INPUT DATA
○ ○ ○ ○ ○

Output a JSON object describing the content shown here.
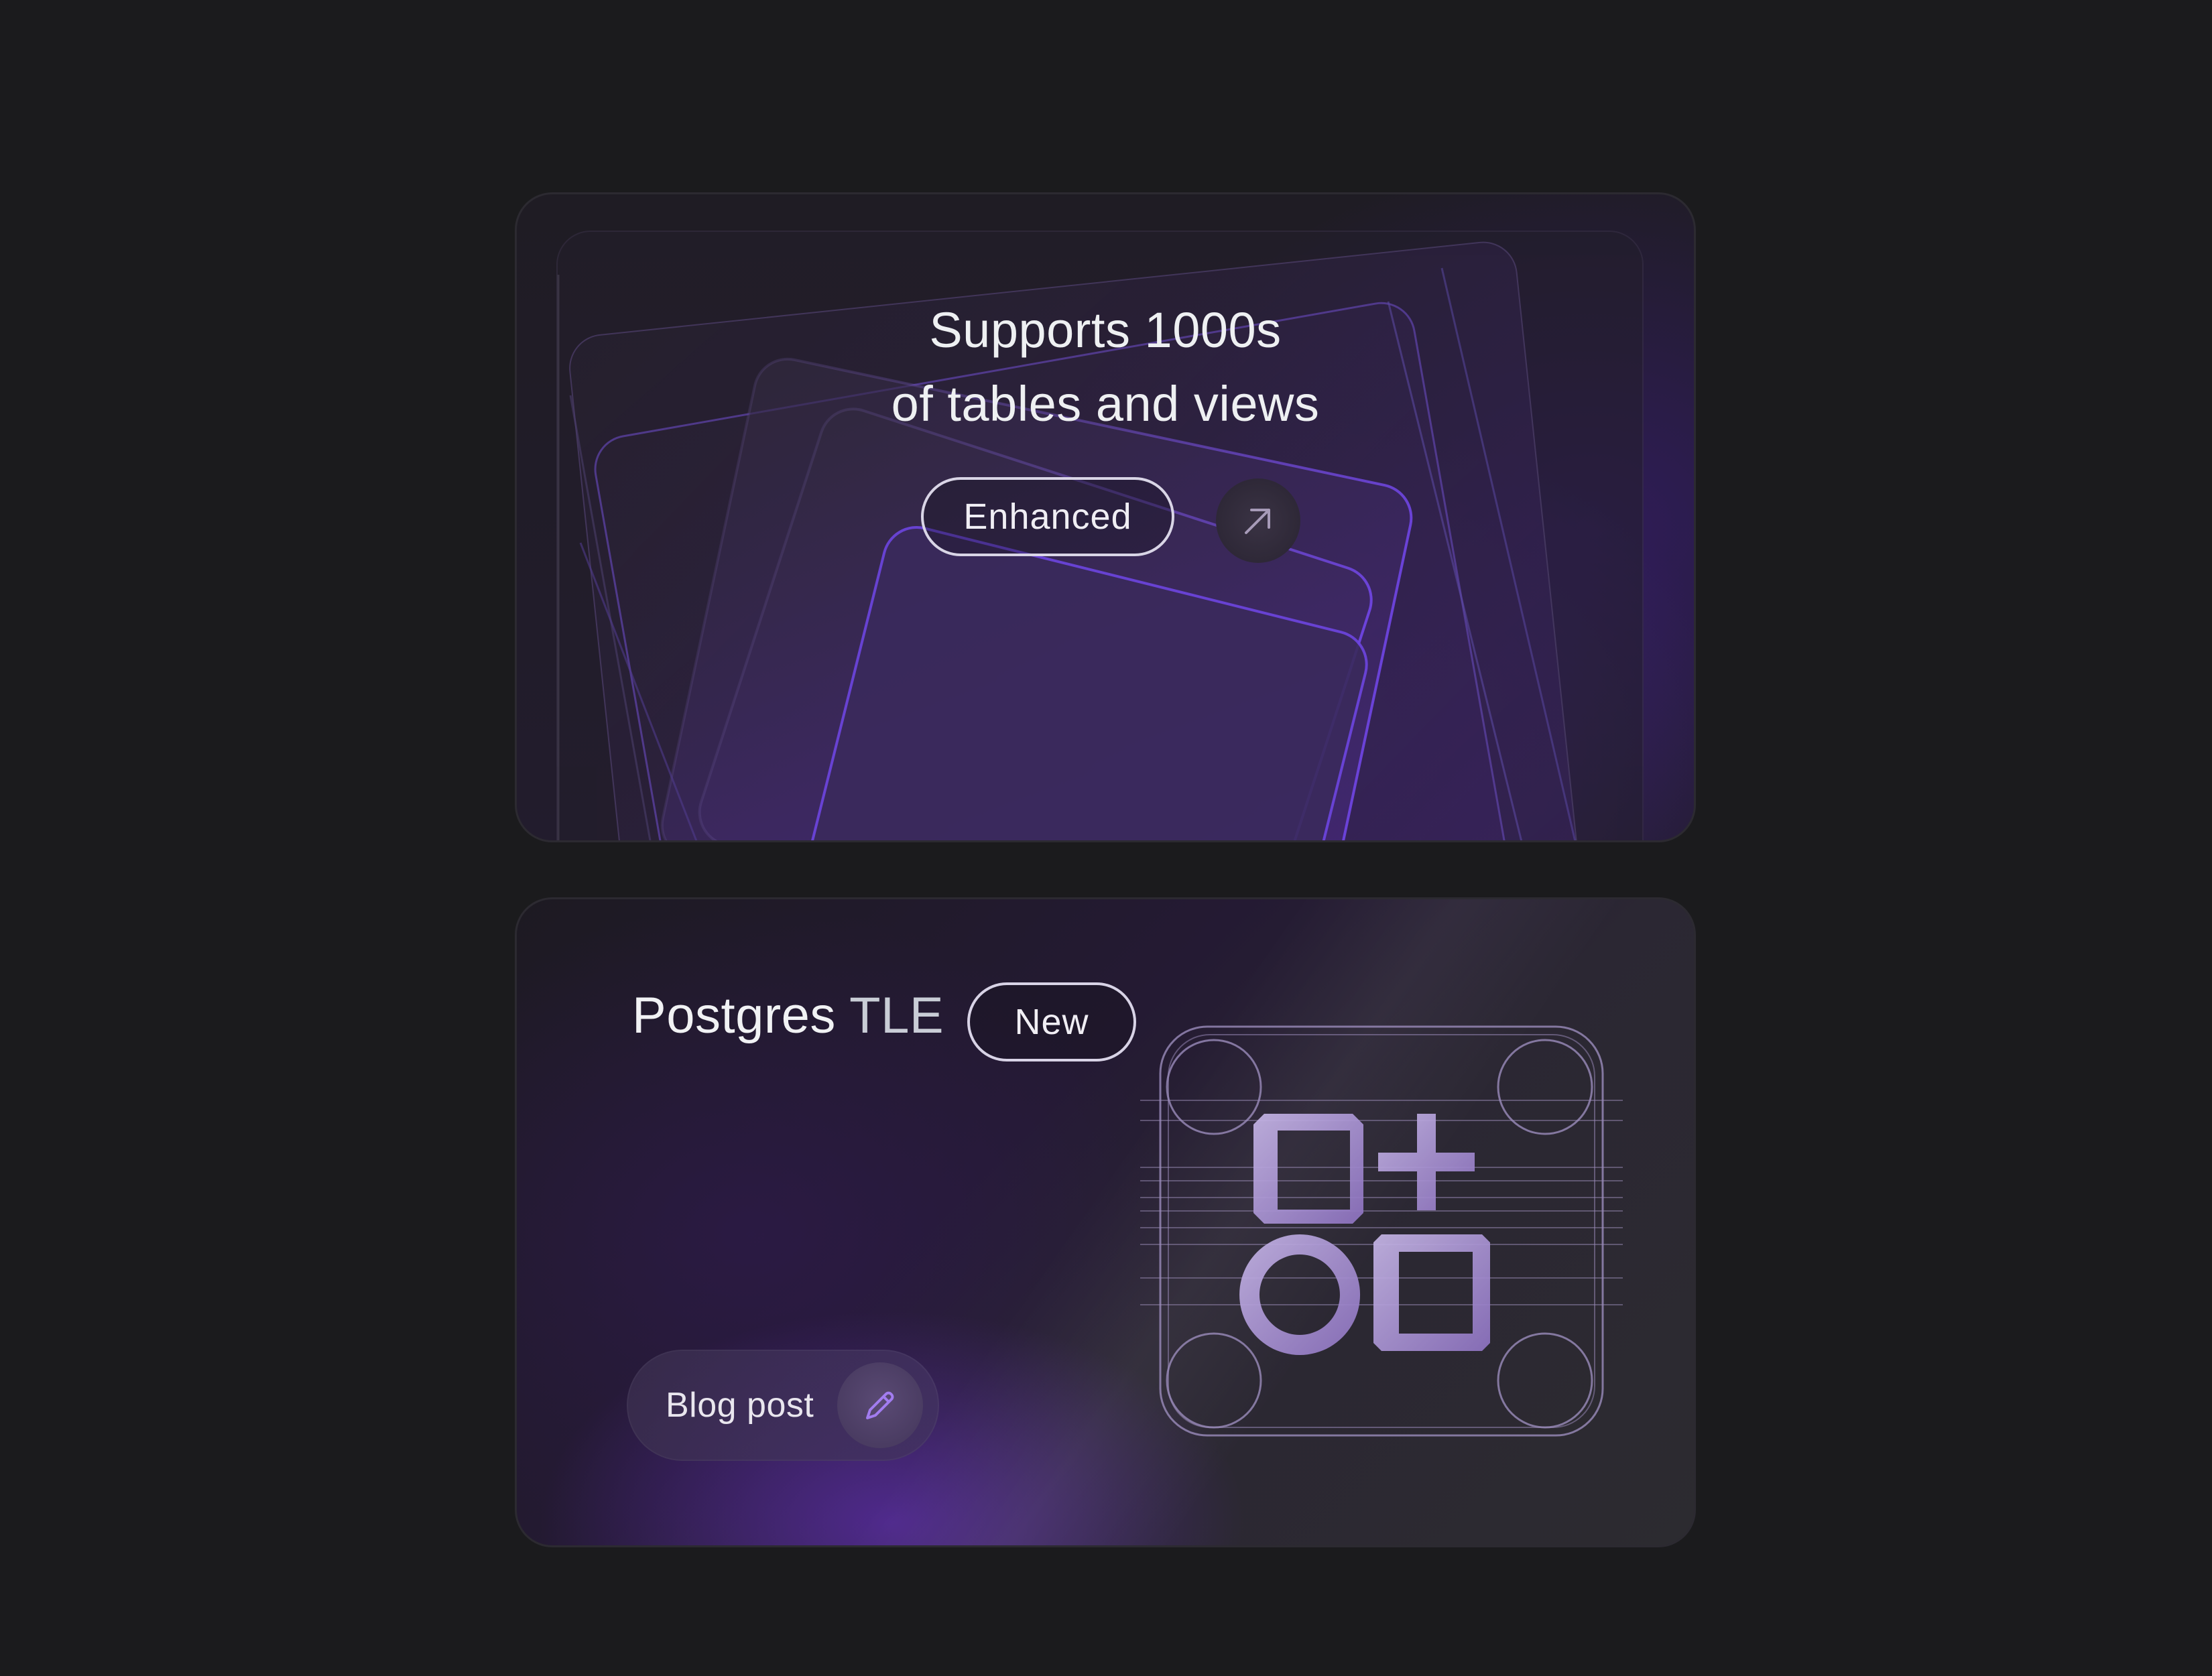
{
  "card_supports": {
    "headline_line1": "Supports 1000s",
    "headline_line2": "of tables and views",
    "badge_label": "Enhanced",
    "arrow_icon": "arrow-up-right-icon"
  },
  "card_tle": {
    "title_main": "Postgres",
    "title_accent": "TLE",
    "badge_label": "New",
    "blog_button_label": "Blog post",
    "blog_button_icon": "pencil-icon",
    "illustration": "tle-grid-icon"
  },
  "colors": {
    "page_background": "#1b1b1d",
    "accent_purple": "#7a4fd6",
    "text_primary": "#eef0f2"
  }
}
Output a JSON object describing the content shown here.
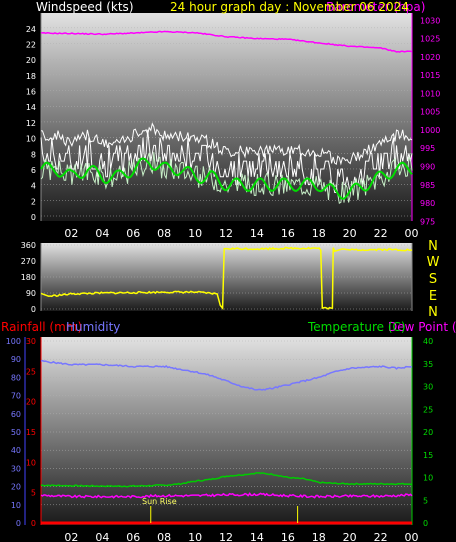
{
  "header": {
    "windspeed_label": "Windspeed (kts)",
    "title": "24 hour graph day : November 06 2024",
    "barometer_label": "Barometer (hpa)"
  },
  "wind_letters": [
    "N",
    "W",
    "S",
    "E",
    "N"
  ],
  "bottom_labels": {
    "rainfall": "Rainfall (mm)",
    "humidity": "Humidity",
    "temperature": "Temperature (C)",
    "dewpoint": "Dew Point (C)",
    "sunrise": "Sun Rise"
  },
  "colors": {
    "windspeed_label": "#ffffff",
    "title": "#ffff00",
    "barometer": "#ff00ff",
    "gust": "#ffffff",
    "average": "#00dd00",
    "direction": "#ffff00",
    "rainfall": "#ff0000",
    "humidity": "#7777ff",
    "temperature": "#00cc00",
    "dewpoint": "#ff00ff",
    "sun_marker": "#ffff00"
  },
  "chart_data": [
    {
      "type": "line",
      "name": "wind-and-barometer",
      "x_ticks": [
        "02",
        "04",
        "06",
        "08",
        "10",
        "12",
        "14",
        "16",
        "18",
        "20",
        "22",
        "00"
      ],
      "y_left_label": "Windspeed (kts)",
      "y_left_ticks": [
        0,
        2,
        4,
        6,
        8,
        10,
        12,
        14,
        16,
        18,
        20,
        22,
        24
      ],
      "y_left_range": [
        0,
        25
      ],
      "y_right_label": "Barometer (hpa)",
      "y_right_ticks": [
        975,
        980,
        985,
        990,
        995,
        1000,
        1005,
        1010,
        1015,
        1020,
        1025,
        1030
      ],
      "y_right_range": [
        974,
        1032
      ],
      "x_range": [
        0,
        24
      ],
      "series": [
        {
          "name": "gust",
          "x": [
            0,
            1,
            2,
            3,
            4,
            5,
            6,
            7,
            8,
            9,
            10,
            11,
            12,
            13,
            14,
            15,
            16,
            17,
            18,
            19,
            20,
            21,
            22,
            23,
            24
          ],
          "values": [
            8,
            8,
            7,
            8,
            7,
            7,
            8,
            9,
            8,
            8,
            8,
            7,
            6,
            6,
            6,
            6,
            6,
            6,
            6,
            5,
            5,
            6,
            7,
            8,
            8
          ]
        },
        {
          "name": "average",
          "x": [
            0,
            1,
            2,
            3,
            4,
            5,
            6,
            7,
            8,
            9,
            10,
            11,
            12,
            13,
            14,
            15,
            16,
            17,
            18,
            19,
            20,
            21,
            22,
            23,
            24
          ],
          "values": [
            6,
            6,
            5,
            6,
            5,
            5,
            6,
            7,
            6,
            6,
            5,
            5,
            4,
            4,
            4,
            4,
            4,
            4,
            4,
            3,
            3,
            4,
            5,
            6,
            6
          ]
        },
        {
          "name": "barometer",
          "x": [
            0,
            2,
            4,
            6,
            8,
            10,
            12,
            14,
            16,
            18,
            20,
            22,
            23,
            24
          ],
          "values": [
            1026.5,
            1026.4,
            1026.2,
            1026.5,
            1026.9,
            1026.6,
            1025.5,
            1025.0,
            1024.8,
            1023.8,
            1022.9,
            1022.4,
            1021.4,
            1021.5
          ]
        }
      ]
    },
    {
      "type": "line",
      "name": "wind-direction",
      "x_ticks": [
        "02",
        "04",
        "06",
        "08",
        "10",
        "12",
        "14",
        "16",
        "18",
        "20",
        "22",
        "00"
      ],
      "y_ticks": [
        0,
        90,
        180,
        270,
        360
      ],
      "y_range": [
        0,
        360
      ],
      "x_range": [
        0,
        24
      ],
      "series": [
        {
          "name": "direction",
          "x": [
            0,
            0.5,
            2,
            4,
            6,
            8,
            10,
            11.4,
            11.6,
            11.75,
            11.85,
            12,
            14,
            16,
            18,
            18.1,
            18.2,
            18.85,
            18.9,
            19,
            19.5,
            20,
            22,
            24
          ],
          "values": [
            88,
            72,
            85,
            90,
            92,
            95,
            95,
            85,
            20,
            5,
            340,
            340,
            338,
            342,
            342,
            330,
            5,
            5,
            345,
            325,
            338,
            332,
            335,
            332
          ]
        }
      ]
    },
    {
      "type": "line",
      "name": "rain-humidity-temperature",
      "x_ticks": [
        "02",
        "04",
        "06",
        "08",
        "10",
        "12",
        "14",
        "16",
        "18",
        "20",
        "22",
        "00"
      ],
      "y_rain_ticks": [
        0,
        5,
        10,
        15,
        20,
        25,
        30
      ],
      "y_rain_range": [
        0,
        30
      ],
      "y_humidity_ticks": [
        0,
        10,
        20,
        30,
        40,
        50,
        60,
        70,
        80,
        90,
        100
      ],
      "y_humidity_range": [
        0,
        100
      ],
      "y_temp_ticks": [
        0,
        5,
        10,
        15,
        20,
        25,
        30,
        35,
        40
      ],
      "y_temp_range": [
        0,
        40
      ],
      "x_range": [
        0,
        24
      ],
      "series": [
        {
          "name": "humidity",
          "x": [
            0,
            1,
            2,
            4,
            6,
            8,
            10,
            11,
            12,
            13,
            14,
            15,
            16,
            17,
            18,
            19,
            20,
            22,
            23,
            24
          ],
          "values": [
            89,
            88,
            87,
            87,
            86,
            86,
            83,
            81,
            78,
            75,
            73,
            74,
            76,
            78,
            80,
            83,
            85,
            86,
            85,
            86
          ]
        },
        {
          "name": "temperature",
          "x": [
            0,
            2,
            4,
            6,
            8,
            9,
            10,
            11,
            12,
            13,
            14,
            15,
            16,
            17,
            18,
            19,
            20,
            22,
            24
          ],
          "values": [
            8.3,
            8.2,
            8.1,
            8.1,
            8.3,
            8.6,
            9.2,
            9.6,
            10.3,
            10.6,
            11.0,
            10.7,
            10.0,
            9.7,
            8.9,
            8.7,
            8.6,
            8.6,
            8.6
          ]
        },
        {
          "name": "dewpoint",
          "x": [
            0,
            2,
            4,
            6,
            8,
            10,
            12,
            14,
            16,
            18,
            20,
            22,
            24
          ],
          "values": [
            6.1,
            5.8,
            5.8,
            5.8,
            6.0,
            6.0,
            6.2,
            6.3,
            6.0,
            5.8,
            5.9,
            5.9,
            6.2
          ]
        },
        {
          "name": "rainfall",
          "x": [
            0,
            24
          ],
          "values": [
            0,
            0
          ]
        }
      ],
      "sun_markers": [
        7.1,
        16.6
      ]
    }
  ]
}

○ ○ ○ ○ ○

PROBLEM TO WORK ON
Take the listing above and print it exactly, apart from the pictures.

RESULT
Output a JSON object describing the content shown here.
{
  "card_supports": {
    "headline_line1": "Supports 1000s",
    "headline_line2": "of tables and views",
    "badge_label": "Enhanced",
    "arrow_icon": "arrow-up-right-icon"
  },
  "card_tle": {
    "title_main": "Postgres",
    "title_accent": "TLE",
    "badge_label": "New",
    "blog_button_label": "Blog post",
    "blog_button_icon": "pencil-icon",
    "illustration": "tle-grid-icon"
  },
  "colors": {
    "page_background": "#1b1b1d",
    "accent_purple": "#7a4fd6",
    "text_primary": "#eef0f2"
  }
}
Output a JSON object describing the content shown here.
{
  "header": {
    "windspeed_label": "Windspeed (kts)",
    "title": "24 hour graph day : November 06 2024",
    "barometer_label": "Barometer (hpa)"
  },
  "wind_letters": [
    "N",
    "W",
    "S",
    "E",
    "N"
  ],
  "bottom_labels": {
    "rainfall": "Rainfall (mm)",
    "humidity": "Humidity",
    "temperature": "Temperature (C)",
    "dewpoint": "Dew Point (C)",
    "sunrise": "Sun Rise"
  },
  "colors": {
    "windspeed_label": "#ffffff",
    "title": "#ffff00",
    "barometer": "#ff00ff",
    "gust": "#ffffff",
    "average": "#00dd00",
    "direction": "#ffff00",
    "rainfall": "#ff0000",
    "humidity": "#7777ff",
    "temperature": "#00cc00",
    "dewpoint": "#ff00ff",
    "sun_marker": "#ffff00"
  },
  "chart_data": [
    {
      "type": "line",
      "name": "wind-and-barometer",
      "x_ticks": [
        "02",
        "04",
        "06",
        "08",
        "10",
        "12",
        "14",
        "16",
        "18",
        "20",
        "22",
        "00"
      ],
      "y_left_label": "Windspeed (kts)",
      "y_left_ticks": [
        0,
        2,
        4,
        6,
        8,
        10,
        12,
        14,
        16,
        18,
        20,
        22,
        24
      ],
      "y_left_range": [
        0,
        25
      ],
      "y_right_label": "Barometer (hpa)",
      "y_right_ticks": [
        975,
        980,
        985,
        990,
        995,
        1000,
        1005,
        1010,
        1015,
        1020,
        1025,
        1030
      ],
      "y_right_range": [
        974,
        1032
      ],
      "x_range": [
        0,
        24
      ],
      "series": [
        {
          "name": "gust",
          "x": [
            0,
            1,
            2,
            3,
            4,
            5,
            6,
            7,
            8,
            9,
            10,
            11,
            12,
            13,
            14,
            15,
            16,
            17,
            18,
            19,
            20,
            21,
            22,
            23,
            24
          ],
          "values": [
            8,
            8,
            7,
            8,
            7,
            7,
            8,
            9,
            8,
            8,
            8,
            7,
            6,
            6,
            6,
            6,
            6,
            6,
            6,
            5,
            5,
            6,
            7,
            8,
            8
          ]
        },
        {
          "name": "average",
          "x": [
            0,
            1,
            2,
            3,
            4,
            5,
            6,
            7,
            8,
            9,
            10,
            11,
            12,
            13,
            14,
            15,
            16,
            17,
            18,
            19,
            20,
            21,
            22,
            23,
            24
          ],
          "values": [
            6,
            6,
            5,
            6,
            5,
            5,
            6,
            7,
            6,
            6,
            5,
            5,
            4,
            4,
            4,
            4,
            4,
            4,
            4,
            3,
            3,
            4,
            5,
            6,
            6
          ]
        },
        {
          "name": "barometer",
          "x": [
            0,
            2,
            4,
            6,
            8,
            10,
            12,
            14,
            16,
            18,
            20,
            22,
            23,
            24
          ],
          "values": [
            1026.5,
            1026.4,
            1026.2,
            1026.5,
            1026.9,
            1026.6,
            1025.5,
            1025.0,
            1024.8,
            1023.8,
            1022.9,
            1022.4,
            1021.4,
            1021.5
          ]
        }
      ]
    },
    {
      "type": "line",
      "name": "wind-direction",
      "x_ticks": [
        "02",
        "04",
        "06",
        "08",
        "10",
        "12",
        "14",
        "16",
        "18",
        "20",
        "22",
        "00"
      ],
      "y_ticks": [
        0,
        90,
        180,
        270,
        360
      ],
      "y_range": [
        0,
        360
      ],
      "x_range": [
        0,
        24
      ],
      "series": [
        {
          "name": "direction",
          "x": [
            0,
            0.5,
            2,
            4,
            6,
            8,
            10,
            11.4,
            11.6,
            11.75,
            11.85,
            12,
            14,
            16,
            18,
            18.1,
            18.2,
            18.85,
            18.9,
            19,
            19.5,
            20,
            22,
            24
          ],
          "values": [
            88,
            72,
            85,
            90,
            92,
            95,
            95,
            85,
            20,
            5,
            340,
            340,
            338,
            342,
            342,
            330,
            5,
            5,
            345,
            325,
            338,
            332,
            335,
            332
          ]
        }
      ]
    },
    {
      "type": "line",
      "name": "rain-humidity-temperature",
      "x_ticks": [
        "02",
        "04",
        "06",
        "08",
        "10",
        "12",
        "14",
        "16",
        "18",
        "20",
        "22",
        "00"
      ],
      "y_rain_ticks": [
        0,
        5,
        10,
        15,
        20,
        25,
        30
      ],
      "y_rain_range": [
        0,
        30
      ],
      "y_humidity_ticks": [
        0,
        10,
        20,
        30,
        40,
        50,
        60,
        70,
        80,
        90,
        100
      ],
      "y_humidity_range": [
        0,
        100
      ],
      "y_temp_ticks": [
        0,
        5,
        10,
        15,
        20,
        25,
        30,
        35,
        40
      ],
      "y_temp_range": [
        0,
        40
      ],
      "x_range": [
        0,
        24
      ],
      "series": [
        {
          "name": "humidity",
          "x": [
            0,
            1,
            2,
            4,
            6,
            8,
            10,
            11,
            12,
            13,
            14,
            15,
            16,
            17,
            18,
            19,
            20,
            22,
            23,
            24
          ],
          "values": [
            89,
            88,
            87,
            87,
            86,
            86,
            83,
            81,
            78,
            75,
            73,
            74,
            76,
            78,
            80,
            83,
            85,
            86,
            85,
            86
          ]
        },
        {
          "name": "temperature",
          "x": [
            0,
            2,
            4,
            6,
            8,
            9,
            10,
            11,
            12,
            13,
            14,
            15,
            16,
            17,
            18,
            19,
            20,
            22,
            24
          ],
          "values": [
            8.3,
            8.2,
            8.1,
            8.1,
            8.3,
            8.6,
            9.2,
            9.6,
            10.3,
            10.6,
            11.0,
            10.7,
            10.0,
            9.7,
            8.9,
            8.7,
            8.6,
            8.6,
            8.6
          ]
        },
        {
          "name": "dewpoint",
          "x": [
            0,
            2,
            4,
            6,
            8,
            10,
            12,
            14,
            16,
            18,
            20,
            22,
            24
          ],
          "values": [
            6.1,
            5.8,
            5.8,
            5.8,
            6.0,
            6.0,
            6.2,
            6.3,
            6.0,
            5.8,
            5.9,
            5.9,
            6.2
          ]
        },
        {
          "name": "rainfall",
          "x": [
            0,
            24
          ],
          "values": [
            0,
            0
          ]
        }
      ],
      "sun_markers": [
        7.1,
        16.6
      ]
    }
  ]
}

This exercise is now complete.